• _Work order_
Go through each line of the records below and count those with the word "before"; give only the total.

• _Given data_
• • •

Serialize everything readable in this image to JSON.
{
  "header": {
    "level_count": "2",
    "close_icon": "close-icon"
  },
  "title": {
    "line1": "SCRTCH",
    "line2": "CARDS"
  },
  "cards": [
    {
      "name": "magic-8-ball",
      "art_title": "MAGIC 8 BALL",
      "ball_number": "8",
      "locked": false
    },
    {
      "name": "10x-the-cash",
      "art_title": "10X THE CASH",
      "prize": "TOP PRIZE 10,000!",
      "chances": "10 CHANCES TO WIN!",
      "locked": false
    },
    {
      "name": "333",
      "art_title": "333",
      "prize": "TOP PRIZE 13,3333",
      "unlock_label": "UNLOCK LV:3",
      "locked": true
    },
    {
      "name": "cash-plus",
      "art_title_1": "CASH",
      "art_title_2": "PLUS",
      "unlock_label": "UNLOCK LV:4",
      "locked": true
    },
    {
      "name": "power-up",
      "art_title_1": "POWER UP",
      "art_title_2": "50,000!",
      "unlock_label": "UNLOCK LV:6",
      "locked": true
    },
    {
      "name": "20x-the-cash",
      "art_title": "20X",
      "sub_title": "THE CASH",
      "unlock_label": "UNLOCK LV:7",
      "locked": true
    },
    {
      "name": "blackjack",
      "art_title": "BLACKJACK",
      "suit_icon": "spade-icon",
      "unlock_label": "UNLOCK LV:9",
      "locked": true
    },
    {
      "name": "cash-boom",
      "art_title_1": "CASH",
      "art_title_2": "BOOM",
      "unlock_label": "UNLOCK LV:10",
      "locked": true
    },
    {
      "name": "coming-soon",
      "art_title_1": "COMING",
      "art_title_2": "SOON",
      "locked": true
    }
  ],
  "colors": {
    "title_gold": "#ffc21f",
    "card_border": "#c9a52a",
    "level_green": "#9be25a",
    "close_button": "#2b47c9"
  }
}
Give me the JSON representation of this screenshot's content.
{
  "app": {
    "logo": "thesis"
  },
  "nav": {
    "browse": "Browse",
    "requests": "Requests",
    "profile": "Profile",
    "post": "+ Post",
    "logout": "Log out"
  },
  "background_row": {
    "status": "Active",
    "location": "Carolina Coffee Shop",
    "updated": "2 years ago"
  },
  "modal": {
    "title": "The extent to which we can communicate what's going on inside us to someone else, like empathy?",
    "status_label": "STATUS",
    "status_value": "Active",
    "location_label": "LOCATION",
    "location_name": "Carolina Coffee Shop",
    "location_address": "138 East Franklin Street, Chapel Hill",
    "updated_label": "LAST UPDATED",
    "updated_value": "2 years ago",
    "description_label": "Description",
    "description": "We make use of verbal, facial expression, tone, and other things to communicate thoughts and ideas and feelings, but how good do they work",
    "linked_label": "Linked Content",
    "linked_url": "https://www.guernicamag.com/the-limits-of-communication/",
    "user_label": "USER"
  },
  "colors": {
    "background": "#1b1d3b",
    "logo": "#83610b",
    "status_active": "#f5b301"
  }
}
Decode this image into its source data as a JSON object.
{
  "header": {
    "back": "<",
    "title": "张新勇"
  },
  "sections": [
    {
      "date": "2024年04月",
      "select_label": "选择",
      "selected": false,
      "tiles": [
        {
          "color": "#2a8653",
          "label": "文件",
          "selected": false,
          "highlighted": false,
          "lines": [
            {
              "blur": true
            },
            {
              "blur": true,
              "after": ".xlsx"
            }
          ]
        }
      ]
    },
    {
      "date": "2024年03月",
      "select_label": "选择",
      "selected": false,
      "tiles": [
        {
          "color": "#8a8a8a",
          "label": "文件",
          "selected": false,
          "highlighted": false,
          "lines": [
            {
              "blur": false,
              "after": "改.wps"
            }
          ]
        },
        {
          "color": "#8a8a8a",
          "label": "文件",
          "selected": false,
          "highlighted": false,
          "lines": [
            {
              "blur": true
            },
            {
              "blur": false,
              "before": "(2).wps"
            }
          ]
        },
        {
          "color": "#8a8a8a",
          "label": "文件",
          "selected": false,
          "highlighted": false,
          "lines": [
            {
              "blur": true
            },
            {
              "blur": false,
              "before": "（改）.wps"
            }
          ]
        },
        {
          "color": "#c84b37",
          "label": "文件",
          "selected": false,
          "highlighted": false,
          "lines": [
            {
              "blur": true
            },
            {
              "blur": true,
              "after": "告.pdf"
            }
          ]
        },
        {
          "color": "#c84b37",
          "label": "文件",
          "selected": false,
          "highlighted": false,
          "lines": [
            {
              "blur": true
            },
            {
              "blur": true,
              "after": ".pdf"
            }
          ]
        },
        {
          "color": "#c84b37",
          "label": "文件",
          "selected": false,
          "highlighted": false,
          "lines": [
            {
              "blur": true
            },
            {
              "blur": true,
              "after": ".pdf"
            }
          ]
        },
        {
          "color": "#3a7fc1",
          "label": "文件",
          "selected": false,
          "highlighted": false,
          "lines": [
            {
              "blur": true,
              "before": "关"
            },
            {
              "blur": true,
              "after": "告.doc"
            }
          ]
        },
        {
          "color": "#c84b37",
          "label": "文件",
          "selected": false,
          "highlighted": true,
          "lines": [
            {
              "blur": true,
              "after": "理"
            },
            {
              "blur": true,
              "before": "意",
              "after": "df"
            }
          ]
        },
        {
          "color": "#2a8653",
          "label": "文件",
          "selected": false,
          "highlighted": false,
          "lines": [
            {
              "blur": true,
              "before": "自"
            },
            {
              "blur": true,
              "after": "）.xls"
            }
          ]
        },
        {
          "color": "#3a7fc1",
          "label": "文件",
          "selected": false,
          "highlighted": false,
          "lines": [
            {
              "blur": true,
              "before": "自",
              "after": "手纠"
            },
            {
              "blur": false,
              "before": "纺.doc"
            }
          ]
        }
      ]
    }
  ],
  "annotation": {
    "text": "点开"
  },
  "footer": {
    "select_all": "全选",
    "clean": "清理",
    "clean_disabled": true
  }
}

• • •

• _Response to this exercise_
7